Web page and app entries
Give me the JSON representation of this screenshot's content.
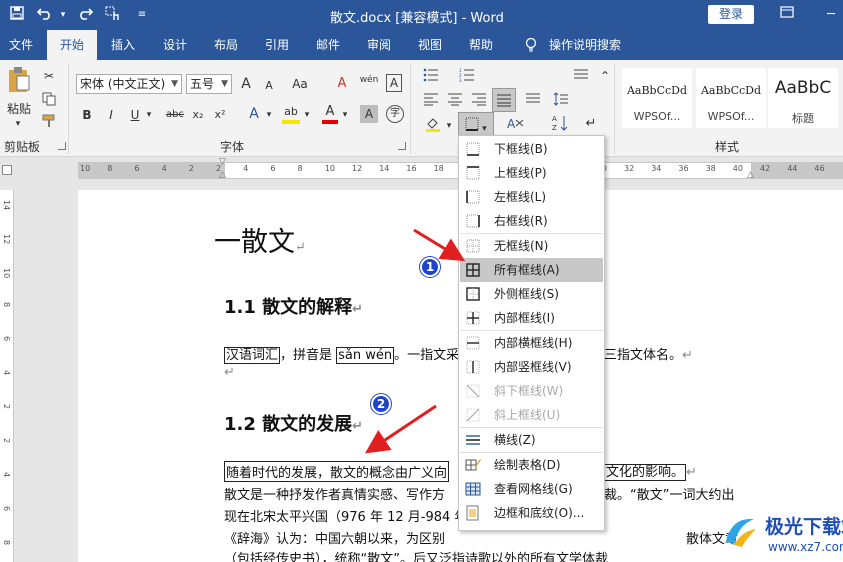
{
  "titlebar": {
    "title": "散文.docx [兼容模式] - Word",
    "login": "登录",
    "quick_access": [
      "save-icon",
      "undo-icon",
      "redo-icon",
      "touch-mode-icon",
      "customize-icon"
    ]
  },
  "tabs": [
    "文件",
    "开始",
    "插入",
    "设计",
    "布局",
    "引用",
    "邮件",
    "审阅",
    "视图",
    "帮助",
    "操作说明搜索"
  ],
  "ribbon": {
    "paste": "粘贴",
    "clipboard": "剪贴板",
    "font_name": "宋体 (中文正文)",
    "font_size": "五号",
    "font_group": "字体",
    "styles_group": "样式",
    "style_sample_1": "AaBbCcDd",
    "style_sample_2": "AaBbCcDd",
    "style_sample_3": "AaBbC",
    "style_name_1": "WPSOf...",
    "style_name_2": "WPSOf...",
    "style_name_3": "标题",
    "bold": "B",
    "italic": "I",
    "underline": "U",
    "strike": "abc",
    "sub": "x₂",
    "sup": "x²",
    "grow": "A",
    "shrink": "A",
    "clear": "A",
    "phonetic": "wén",
    "char_border": "A",
    "text_effect": "A",
    "highlight": "ab",
    "font_color": "A",
    "char_shade": "A",
    "aa": "Aa"
  },
  "ruler": {
    "h_labels": [
      "10",
      "8",
      "6",
      "4",
      "2",
      "2",
      "4",
      "6",
      "8",
      "10",
      "12",
      "14",
      "16",
      "18",
      "20",
      "22",
      "24",
      "26",
      "28",
      "30",
      "32",
      "34",
      "36",
      "38",
      "40",
      "42",
      "44",
      "46"
    ],
    "v_labels": [
      "14",
      "12",
      "10",
      "8",
      "6",
      "4",
      "2",
      "2",
      "4",
      "6",
      "8"
    ]
  },
  "document": {
    "h1": "一散文",
    "h2a": "1.1 散文的解释",
    "p1_box1": "汉语词汇",
    "p1_mid": "，拼音是 ",
    "p1_box2": "sǎn wén",
    "p1_tail": "。一指文采",
    "p1_end": "三指文体名。",
    "h2b": "1.2 散文的发展",
    "p2_start": "随着时代的发展，散文的概念由广义向",
    "p2_end": "文化的影响。",
    "p3_a": "散文是一种抒发作者真情实感、写作方",
    "p3_b": "裁。“散文”一词大约出",
    "p4": "现在北宋太平兴国（976 年 12 月-984 年",
    "p5_a": "《辞海》认为：中国六朝以来，为区别",
    "p5_b": "散体文章",
    "p6": "（包括经传史书），统称“散文”。后又泛指诗歌以外的所有文学体裁"
  },
  "border_menu": {
    "items": [
      {
        "label": "下框线(B)",
        "icon": "bottom-border-icon"
      },
      {
        "label": "上框线(P)",
        "icon": "top-border-icon"
      },
      {
        "label": "左框线(L)",
        "icon": "left-border-icon"
      },
      {
        "label": "右框线(R)",
        "icon": "right-border-icon"
      },
      {
        "label": "无框线(N)",
        "icon": "no-border-icon"
      },
      {
        "label": "所有框线(A)",
        "icon": "all-borders-icon"
      },
      {
        "label": "外侧框线(S)",
        "icon": "outside-borders-icon"
      },
      {
        "label": "内部框线(I)",
        "icon": "inside-borders-icon"
      },
      {
        "label": "内部横框线(H)",
        "icon": "inside-horizontal-border-icon"
      },
      {
        "label": "内部竖框线(V)",
        "icon": "inside-vertical-border-icon"
      },
      {
        "label": "斜下框线(W)",
        "icon": "diagonal-down-border-icon"
      },
      {
        "label": "斜上框线(U)",
        "icon": "diagonal-up-border-icon"
      },
      {
        "label": "横线(Z)",
        "icon": "horizontal-line-icon"
      },
      {
        "label": "绘制表格(D)",
        "icon": "draw-table-icon"
      },
      {
        "label": "查看网格线(G)",
        "icon": "view-gridlines-icon"
      },
      {
        "label": "边框和底纹(O)...",
        "icon": "borders-shading-icon"
      }
    ]
  },
  "annotations": {
    "badge1": "1",
    "badge2": "2"
  },
  "watermark": {
    "name": "极光下载站",
    "url": "www.xz7.com"
  },
  "colors": {
    "word_blue": "#2b579a",
    "annotation_red": "#e02020",
    "badge_blue": "#1f44c9"
  }
}
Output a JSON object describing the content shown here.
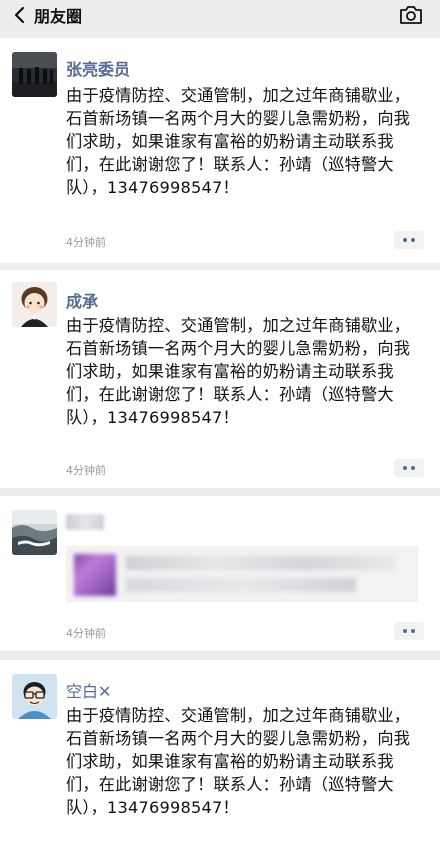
{
  "header": {
    "title": "朋友圈",
    "back_icon": "chevron-left-icon",
    "camera_icon": "camera-icon"
  },
  "posts": [
    {
      "author": "张亮委员",
      "content": "由于疫情防控、交通管制，加之过年商铺歇业，石首新场镇一名两个月大的婴儿急需奶粉，向我们求助，如果谁家有富裕的奶粉请主动联系我们，在此谢谢您了！联系人：孙靖（巡特警大队），13476998547！",
      "time": "4分钟前"
    },
    {
      "author": "成承",
      "content": "由于疫情防控、交通管制，加之过年商铺歇业，石首新场镇一名两个月大的婴儿急需奶粉，向我们求助，如果谁家有富裕的奶粉请主动联系我们，在此谢谢您了！联系人：孙靖（巡特警大队），13476998547！",
      "time": "4分钟前"
    },
    {
      "author": "",
      "content": "",
      "time": "4分钟前"
    },
    {
      "author": "空白✕",
      "content": "由于疫情防控、交通管制，加之过年商铺歇业，石首新场镇一名两个月大的婴儿急需奶粉，向我们求助，如果谁家有富裕的奶粉请主动联系我们，在此谢谢您了！联系人：孙靖（巡特警大队），13476998547！",
      "time": ""
    }
  ],
  "colors": {
    "name": "#576b95",
    "background": "#ededed",
    "card": "#ffffff"
  }
}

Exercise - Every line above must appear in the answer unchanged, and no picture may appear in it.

Response to the task -
Give me the JSON representation of this screenshot's content.
{
  "titlebar": {
    "title": "散文.docx [兼容模式] - Word",
    "login": "登录",
    "quick_access": [
      "save-icon",
      "undo-icon",
      "redo-icon",
      "touch-mode-icon",
      "customize-icon"
    ]
  },
  "tabs": [
    "文件",
    "开始",
    "插入",
    "设计",
    "布局",
    "引用",
    "邮件",
    "审阅",
    "视图",
    "帮助",
    "操作说明搜索"
  ],
  "ribbon": {
    "paste": "粘贴",
    "clipboard": "剪贴板",
    "font_name": "宋体 (中文正文)",
    "font_size": "五号",
    "font_group": "字体",
    "styles_group": "样式",
    "style_sample_1": "AaBbCcDd",
    "style_sample_2": "AaBbCcDd",
    "style_sample_3": "AaBbC",
    "style_name_1": "WPSOf...",
    "style_name_2": "WPSOf...",
    "style_name_3": "标题",
    "bold": "B",
    "italic": "I",
    "underline": "U",
    "strike": "abc",
    "sub": "x₂",
    "sup": "x²",
    "grow": "A",
    "shrink": "A",
    "clear": "A",
    "phonetic": "wén",
    "char_border": "A",
    "text_effect": "A",
    "highlight": "ab",
    "font_color": "A",
    "char_shade": "A",
    "aa": "Aa"
  },
  "ruler": {
    "h_labels": [
      "10",
      "8",
      "6",
      "4",
      "2",
      "2",
      "4",
      "6",
      "8",
      "10",
      "12",
      "14",
      "16",
      "18",
      "20",
      "22",
      "24",
      "26",
      "28",
      "30",
      "32",
      "34",
      "36",
      "38",
      "40",
      "42",
      "44",
      "46"
    ],
    "v_labels": [
      "14",
      "12",
      "10",
      "8",
      "6",
      "4",
      "2",
      "2",
      "4",
      "6",
      "8"
    ]
  },
  "document": {
    "h1": "一散文",
    "h2a": "1.1 散文的解释",
    "p1_box1": "汉语词汇",
    "p1_mid": "，拼音是 ",
    "p1_box2": "sǎn wén",
    "p1_tail": "。一指文采",
    "p1_end": "三指文体名。",
    "h2b": "1.2 散文的发展",
    "p2_start": "随着时代的发展，散文的概念由广义向",
    "p2_end": "文化的影响。",
    "p3_a": "散文是一种抒发作者真情实感、写作方",
    "p3_b": "裁。“散文”一词大约出",
    "p4": "现在北宋太平兴国（976 年 12 月-984 年",
    "p5_a": "《辞海》认为：中国六朝以来，为区别",
    "p5_b": "散体文章",
    "p6": "（包括经传史书），统称“散文”。后又泛指诗歌以外的所有文学体裁"
  },
  "border_menu": {
    "items": [
      {
        "label": "下框线(B)",
        "icon": "bottom-border-icon"
      },
      {
        "label": "上框线(P)",
        "icon": "top-border-icon"
      },
      {
        "label": "左框线(L)",
        "icon": "left-border-icon"
      },
      {
        "label": "右框线(R)",
        "icon": "right-border-icon"
      },
      {
        "label": "无框线(N)",
        "icon": "no-border-icon"
      },
      {
        "label": "所有框线(A)",
        "icon": "all-borders-icon"
      },
      {
        "label": "外侧框线(S)",
        "icon": "outside-borders-icon"
      },
      {
        "label": "内部框线(I)",
        "icon": "inside-borders-icon"
      },
      {
        "label": "内部横框线(H)",
        "icon": "inside-horizontal-border-icon"
      },
      {
        "label": "内部竖框线(V)",
        "icon": "inside-vertical-border-icon"
      },
      {
        "label": "斜下框线(W)",
        "icon": "diagonal-down-border-icon"
      },
      {
        "label": "斜上框线(U)",
        "icon": "diagonal-up-border-icon"
      },
      {
        "label": "横线(Z)",
        "icon": "horizontal-line-icon"
      },
      {
        "label": "绘制表格(D)",
        "icon": "draw-table-icon"
      },
      {
        "label": "查看网格线(G)",
        "icon": "view-gridlines-icon"
      },
      {
        "label": "边框和底纹(O)...",
        "icon": "borders-shading-icon"
      }
    ]
  },
  "annotations": {
    "badge1": "1",
    "badge2": "2"
  },
  "watermark": {
    "name": "极光下载站",
    "url": "www.xz7.com"
  },
  "colors": {
    "word_blue": "#2b579a",
    "annotation_red": "#e02020",
    "badge_blue": "#1f44c9"
  }
}
Output a JSON object describing the content shown here.
{
  "header": {
    "title": "朋友圈",
    "back_icon": "chevron-left-icon",
    "camera_icon": "camera-icon"
  },
  "posts": [
    {
      "author": "张亮委员",
      "content": "由于疫情防控、交通管制，加之过年商铺歇业，石首新场镇一名两个月大的婴儿急需奶粉，向我们求助，如果谁家有富裕的奶粉请主动联系我们，在此谢谢您了！联系人：孙靖（巡特警大队），13476998547！",
      "time": "4分钟前"
    },
    {
      "author": "成承",
      "content": "由于疫情防控、交通管制，加之过年商铺歇业，石首新场镇一名两个月大的婴儿急需奶粉，向我们求助，如果谁家有富裕的奶粉请主动联系我们，在此谢谢您了！联系人：孙靖（巡特警大队），13476998547！",
      "time": "4分钟前"
    },
    {
      "author": "",
      "content": "",
      "time": "4分钟前"
    },
    {
      "author": "空白✕",
      "content": "由于疫情防控、交通管制，加之过年商铺歇业，石首新场镇一名两个月大的婴儿急需奶粉，向我们求助，如果谁家有富裕的奶粉请主动联系我们，在此谢谢您了！联系人：孙靖（巡特警大队），13476998547！",
      "time": ""
    }
  ],
  "colors": {
    "name": "#576b95",
    "background": "#ededed",
    "card": "#ffffff"
  }
}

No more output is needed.